Your goal. Filter the data for lines with the word "load", then copy every line so identified.

Records provided.
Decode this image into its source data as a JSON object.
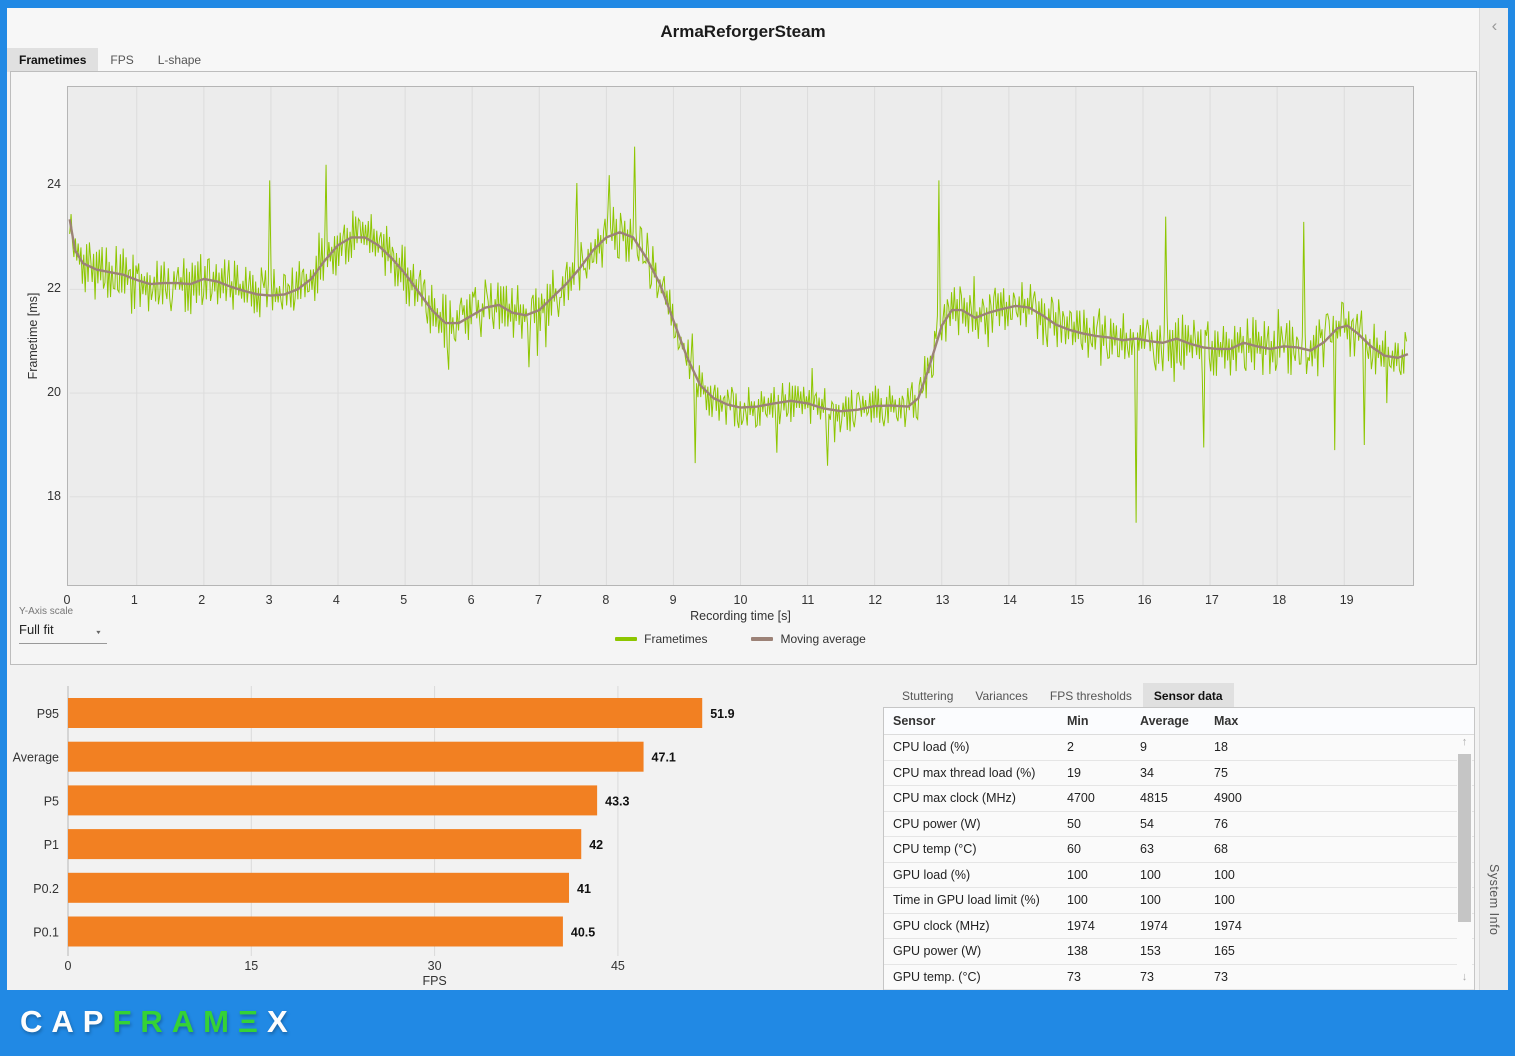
{
  "window": {
    "title": "ArmaReforgerSteam"
  },
  "top_tabs": [
    {
      "label": "Frametimes",
      "selected": true
    },
    {
      "label": "FPS",
      "selected": false
    },
    {
      "label": "L-shape",
      "selected": false
    }
  ],
  "y_axis_scale": {
    "label": "Y-Axis scale",
    "value": "Full fit",
    "caret_icon": "▼"
  },
  "side_panel": {
    "title": "System Info",
    "collapse_icon": "‹"
  },
  "logo": {
    "part1": "CAP",
    "part2": "FRAM",
    "part3": "Ξ",
    "part4": "X"
  },
  "colors": {
    "accent_blue": "#2189e4",
    "frametimes_green": "#8dc600",
    "moving_avg_brown": "#9c8277",
    "bar_orange": "#f28022"
  },
  "chart_data": [
    {
      "type": "line",
      "title": "Frametime graph",
      "xlabel": "Recording time [s]",
      "ylabel": "Frametime [ms]",
      "xlim": [
        0,
        20
      ],
      "ylim": [
        16.3,
        25.9
      ],
      "x_ticks": [
        0,
        1,
        2,
        3,
        4,
        5,
        6,
        7,
        8,
        9,
        10,
        11,
        12,
        13,
        14,
        15,
        16,
        17,
        18,
        19
      ],
      "y_ticks": [
        18,
        20,
        22,
        24
      ],
      "grid": true,
      "legend_position": "bottom",
      "legend": [
        {
          "name": "Frametimes",
          "color": "#8dc600"
        },
        {
          "name": "Moving average",
          "color": "#9c8277"
        }
      ],
      "series": [
        {
          "name": "Moving average",
          "points": [
            [
              0,
              23.35
            ],
            [
              0.08,
              22.75
            ],
            [
              0.2,
              22.5
            ],
            [
              0.4,
              22.38
            ],
            [
              0.6,
              22.33
            ],
            [
              0.8,
              22.28
            ],
            [
              1.0,
              22.18
            ],
            [
              1.2,
              22.1
            ],
            [
              1.4,
              22.12
            ],
            [
              1.6,
              22.12
            ],
            [
              1.8,
              22.1
            ],
            [
              2.0,
              22.2
            ],
            [
              2.2,
              22.15
            ],
            [
              2.4,
              22.05
            ],
            [
              2.6,
              21.97
            ],
            [
              2.8,
              21.9
            ],
            [
              3.0,
              21.88
            ],
            [
              3.2,
              21.9
            ],
            [
              3.4,
              22.0
            ],
            [
              3.6,
              22.2
            ],
            [
              3.8,
              22.55
            ],
            [
              4.0,
              22.85
            ],
            [
              4.2,
              23.0
            ],
            [
              4.4,
              23.0
            ],
            [
              4.6,
              22.85
            ],
            [
              4.8,
              22.6
            ],
            [
              5.0,
              22.3
            ],
            [
              5.2,
              21.95
            ],
            [
              5.4,
              21.6
            ],
            [
              5.6,
              21.35
            ],
            [
              5.8,
              21.35
            ],
            [
              6.0,
              21.5
            ],
            [
              6.2,
              21.65
            ],
            [
              6.4,
              21.7
            ],
            [
              6.6,
              21.55
            ],
            [
              6.8,
              21.5
            ],
            [
              7.0,
              21.6
            ],
            [
              7.2,
              21.85
            ],
            [
              7.4,
              22.1
            ],
            [
              7.6,
              22.4
            ],
            [
              7.8,
              22.75
            ],
            [
              8.0,
              23.0
            ],
            [
              8.2,
              23.1
            ],
            [
              8.4,
              23.0
            ],
            [
              8.6,
              22.6
            ],
            [
              8.8,
              22.1
            ],
            [
              9.0,
              21.4
            ],
            [
              9.2,
              20.7
            ],
            [
              9.4,
              20.15
            ],
            [
              9.6,
              19.9
            ],
            [
              9.8,
              19.78
            ],
            [
              10.0,
              19.72
            ],
            [
              10.25,
              19.74
            ],
            [
              10.5,
              19.8
            ],
            [
              10.75,
              19.85
            ],
            [
              11.0,
              19.8
            ],
            [
              11.25,
              19.7
            ],
            [
              11.5,
              19.65
            ],
            [
              11.75,
              19.68
            ],
            [
              12.0,
              19.75
            ],
            [
              12.25,
              19.76
            ],
            [
              12.5,
              19.74
            ],
            [
              12.65,
              19.9
            ],
            [
              12.8,
              20.45
            ],
            [
              13.0,
              21.3
            ],
            [
              13.15,
              21.6
            ],
            [
              13.3,
              21.6
            ],
            [
              13.5,
              21.45
            ],
            [
              13.7,
              21.55
            ],
            [
              13.9,
              21.62
            ],
            [
              14.1,
              21.68
            ],
            [
              14.3,
              21.65
            ],
            [
              14.5,
              21.5
            ],
            [
              14.7,
              21.32
            ],
            [
              14.9,
              21.22
            ],
            [
              15.1,
              21.15
            ],
            [
              15.3,
              21.1
            ],
            [
              15.5,
              21.07
            ],
            [
              15.7,
              21.02
            ],
            [
              15.9,
              21.05
            ],
            [
              16.1,
              21.0
            ],
            [
              16.3,
              20.97
            ],
            [
              16.5,
              21.05
            ],
            [
              16.7,
              20.95
            ],
            [
              16.9,
              20.88
            ],
            [
              17.1,
              20.85
            ],
            [
              17.3,
              20.85
            ],
            [
              17.5,
              20.97
            ],
            [
              17.7,
              20.9
            ],
            [
              17.9,
              20.85
            ],
            [
              18.1,
              20.9
            ],
            [
              18.3,
              20.88
            ],
            [
              18.5,
              20.82
            ],
            [
              18.7,
              20.98
            ],
            [
              18.9,
              21.25
            ],
            [
              19.05,
              21.3
            ],
            [
              19.2,
              21.15
            ],
            [
              19.4,
              20.9
            ],
            [
              19.6,
              20.72
            ],
            [
              19.8,
              20.68
            ],
            [
              19.95,
              20.75
            ]
          ]
        },
        {
          "name": "Frametimes",
          "derived_from": "Moving average",
          "sample_interval_s": 0.021,
          "t_max": 19.95,
          "seed": 11,
          "noise_envelope": [
            [
              0,
              8.7,
              0.55
            ],
            [
              8.7,
              12.6,
              0.42
            ],
            [
              12.6,
              14.4,
              0.5
            ],
            [
              14.4,
              20,
              0.58
            ]
          ],
          "spikes": [
            [
              0.03,
              23.45
            ],
            [
              2.98,
              24.1
            ],
            [
              3.82,
              24.4
            ],
            [
              5.65,
              20.45
            ],
            [
              6.85,
              20.5
            ],
            [
              7.55,
              24.05
            ],
            [
              8.05,
              24.2
            ],
            [
              8.42,
              24.75
            ],
            [
              9.33,
              18.65
            ],
            [
              10.55,
              18.85
            ],
            [
              11.3,
              18.6
            ],
            [
              12.95,
              24.1
            ],
            [
              15.89,
              17.5
            ],
            [
              16.33,
              23.4
            ],
            [
              16.9,
              18.95
            ],
            [
              18.4,
              23.3
            ],
            [
              18.85,
              18.9
            ],
            [
              19.3,
              19.0
            ]
          ]
        }
      ]
    },
    {
      "type": "bar",
      "orientation": "horizontal",
      "title": "FPS percentiles",
      "categories": [
        "P95",
        "Average",
        "P5",
        "P1",
        "P0.2",
        "P0.1"
      ],
      "values": [
        51.9,
        47.1,
        43.3,
        42,
        41,
        40.5
      ],
      "value_labels": [
        "51.9",
        "47.1",
        "43.3",
        "42",
        "41",
        "40.5"
      ],
      "xlabel": "FPS",
      "x_ticks": [
        0,
        15,
        30,
        45
      ],
      "xlim": [
        0,
        57
      ],
      "grid": true,
      "bar_color": "#f28022"
    }
  ],
  "sensor_panel": {
    "tabs": [
      {
        "label": "Stuttering",
        "selected": false
      },
      {
        "label": "Variances",
        "selected": false
      },
      {
        "label": "FPS thresholds",
        "selected": false
      },
      {
        "label": "Sensor data",
        "selected": true
      }
    ],
    "table": {
      "columns": [
        "Sensor",
        "Min",
        "Average",
        "Max"
      ],
      "rows": [
        [
          "CPU load (%)",
          "2",
          "9",
          "18"
        ],
        [
          "CPU max thread load (%)",
          "19",
          "34",
          "75"
        ],
        [
          "CPU max clock (MHz)",
          "4700",
          "4815",
          "4900"
        ],
        [
          "CPU power (W)",
          "50",
          "54",
          "76"
        ],
        [
          "CPU temp (°C)",
          "60",
          "63",
          "68"
        ],
        [
          "GPU load (%)",
          "100",
          "100",
          "100"
        ],
        [
          "Time in GPU load limit (%)",
          "100",
          "100",
          "100"
        ],
        [
          "GPU clock (MHz)",
          "1974",
          "1974",
          "1974"
        ],
        [
          "GPU power (W)",
          "138",
          "153",
          "165"
        ],
        [
          "GPU temp. (°C)",
          "73",
          "73",
          "73"
        ]
      ],
      "scrollbar": {
        "up_icon": "↑",
        "down_icon": "↓"
      }
    }
  }
}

Answer space.
          "CPU load (%)",
          "CPU max thread load (%)",
          "GPU load (%)",
          "Time in GPU load limit (%)",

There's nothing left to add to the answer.